Saturday, September 1, 2001
Steamboat Springs Boil the county's skyline regulation proposal down and you have a decision between putting faith in future property owners to make the right choice or taking a right away to make a choice. Unfortunately, if the past can teach us anything, every person won't do the "right thing" if there isn't a law to force them to do it. Not choosing to implement some sort of control will result in skyline building and too much of that will be a liability to the community. That's not worth protecting a property right principle that already has been lost in the county.
The county, responding to public comment in community development plans, is proposing a regulation to stop property owners from building in the skyline, as seen from some of the most driven roads in the county.
If you've ever made a trip to the I-70 corridor, especially the Vail Valley, you'll know why the issue came up. Despite the fact that it affects the visual beauty, houses in the skyline are annoying and are a sign that growth has had a negative impact on an area.
In the hours of public meetings I've sat through on this subject, no one has stood up to explain the virtues of building in the skyline.
The primary argument by property owners who spoke against skyline regulations Thursday night in the joint County Commission/County Planning Commission meeting, is that the county has no right to tell people what they can and can't do on their land.
That is a noble and correct take on the issue, but the argument to protect that private property principle already is lost. The door between the government and private property rights is wide open; skyline regulations are just blowing in with the wind.
The door opened the '70s, when the county listened to similar public concern about government control on land and then implemented zoning laws.
After researching some of the history of that time, I believe a reason the county wanted to implement those laws was because out-of-state "white-shoed" land developers were buying land in the county and not making decisions that would benefit the community in the long run.
It protected the community against the negative effects of growth, such as bad developments that impact property value. Opening that proverbial door was the price for protection because property rights only go so far when protecting the community and the land it owns.
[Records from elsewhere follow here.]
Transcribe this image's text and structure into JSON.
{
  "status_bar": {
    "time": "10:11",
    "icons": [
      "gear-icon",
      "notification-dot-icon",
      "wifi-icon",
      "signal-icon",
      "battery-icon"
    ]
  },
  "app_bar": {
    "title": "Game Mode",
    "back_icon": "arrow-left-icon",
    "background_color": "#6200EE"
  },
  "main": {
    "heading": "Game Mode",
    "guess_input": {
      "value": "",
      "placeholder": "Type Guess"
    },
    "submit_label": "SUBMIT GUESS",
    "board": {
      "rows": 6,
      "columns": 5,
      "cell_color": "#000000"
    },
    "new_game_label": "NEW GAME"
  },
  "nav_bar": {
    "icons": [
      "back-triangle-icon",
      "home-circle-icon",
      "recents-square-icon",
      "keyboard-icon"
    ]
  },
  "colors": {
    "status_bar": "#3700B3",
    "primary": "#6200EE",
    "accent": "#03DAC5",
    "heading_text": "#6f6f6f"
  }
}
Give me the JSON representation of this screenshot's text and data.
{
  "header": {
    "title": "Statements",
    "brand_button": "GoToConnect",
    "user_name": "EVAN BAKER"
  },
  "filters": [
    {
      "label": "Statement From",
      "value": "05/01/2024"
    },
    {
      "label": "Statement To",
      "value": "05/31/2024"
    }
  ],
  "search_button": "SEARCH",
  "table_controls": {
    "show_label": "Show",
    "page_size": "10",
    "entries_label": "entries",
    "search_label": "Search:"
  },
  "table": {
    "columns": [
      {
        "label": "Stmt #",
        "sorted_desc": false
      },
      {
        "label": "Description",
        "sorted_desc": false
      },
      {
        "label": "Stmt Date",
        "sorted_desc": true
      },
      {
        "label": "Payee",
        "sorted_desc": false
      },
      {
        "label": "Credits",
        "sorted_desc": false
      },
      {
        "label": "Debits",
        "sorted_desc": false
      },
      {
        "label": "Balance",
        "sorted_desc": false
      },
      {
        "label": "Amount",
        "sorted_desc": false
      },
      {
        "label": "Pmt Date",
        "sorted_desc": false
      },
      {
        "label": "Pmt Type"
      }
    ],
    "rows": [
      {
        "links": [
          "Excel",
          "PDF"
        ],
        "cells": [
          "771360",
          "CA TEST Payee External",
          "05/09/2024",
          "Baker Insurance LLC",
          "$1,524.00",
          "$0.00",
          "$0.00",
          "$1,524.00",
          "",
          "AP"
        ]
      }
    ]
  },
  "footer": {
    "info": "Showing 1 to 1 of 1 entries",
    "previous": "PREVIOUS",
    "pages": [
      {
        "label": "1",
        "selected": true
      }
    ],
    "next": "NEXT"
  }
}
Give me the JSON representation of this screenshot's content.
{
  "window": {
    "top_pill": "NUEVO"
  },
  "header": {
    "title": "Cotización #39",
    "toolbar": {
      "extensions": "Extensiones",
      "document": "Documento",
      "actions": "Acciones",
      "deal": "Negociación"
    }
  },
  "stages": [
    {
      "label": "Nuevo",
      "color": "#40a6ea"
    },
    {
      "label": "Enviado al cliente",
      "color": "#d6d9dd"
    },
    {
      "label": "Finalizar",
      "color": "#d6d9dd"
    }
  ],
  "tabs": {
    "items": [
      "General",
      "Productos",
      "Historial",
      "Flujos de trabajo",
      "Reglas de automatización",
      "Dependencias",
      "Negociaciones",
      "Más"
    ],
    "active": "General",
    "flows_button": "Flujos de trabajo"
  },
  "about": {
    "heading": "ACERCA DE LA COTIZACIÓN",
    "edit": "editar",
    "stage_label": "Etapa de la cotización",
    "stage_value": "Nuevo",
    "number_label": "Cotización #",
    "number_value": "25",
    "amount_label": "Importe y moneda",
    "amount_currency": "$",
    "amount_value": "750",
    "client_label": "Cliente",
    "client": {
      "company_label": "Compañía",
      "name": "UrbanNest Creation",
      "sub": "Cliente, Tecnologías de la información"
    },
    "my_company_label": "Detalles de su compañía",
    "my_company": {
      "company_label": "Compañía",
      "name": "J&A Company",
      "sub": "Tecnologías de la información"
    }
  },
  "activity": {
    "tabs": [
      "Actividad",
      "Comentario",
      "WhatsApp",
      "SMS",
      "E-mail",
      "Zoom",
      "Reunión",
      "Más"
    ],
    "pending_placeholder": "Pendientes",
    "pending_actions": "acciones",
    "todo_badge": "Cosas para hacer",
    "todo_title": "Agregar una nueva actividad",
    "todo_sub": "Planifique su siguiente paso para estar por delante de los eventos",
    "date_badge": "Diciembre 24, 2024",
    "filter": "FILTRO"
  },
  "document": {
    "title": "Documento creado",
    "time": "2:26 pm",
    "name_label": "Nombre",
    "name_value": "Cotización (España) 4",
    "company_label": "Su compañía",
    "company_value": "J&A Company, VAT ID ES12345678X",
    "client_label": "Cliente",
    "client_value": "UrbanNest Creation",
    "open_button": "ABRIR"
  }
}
Our situation is unique in Routt County. Thanks to a resort economy, we experience growth all the time.
Even in the recession in the '80s, when most communities in Colorado were shrinking, portions of the county in and around Steamboat Springs grew, according to the census data. Today, much of our growth comes from second and third home owners who won't live in our community more than a few months out of the year and aren't aware of the possible impacts their homes may have.
The fact is, some people are going to build in the skyline if the Routt County Commissioners don't put responsible regulations in place to stop it. Too many skyline buildings will be a liability to the community.
Bad developments in Steamboat's past and skyline building on I-70 is proof it will happen.
Reaffirming the importance of private property rights is important, but the decision to sacrifice that for protection against growth already has been made. Implementing skyline regulations is a benefit of that sacrifice.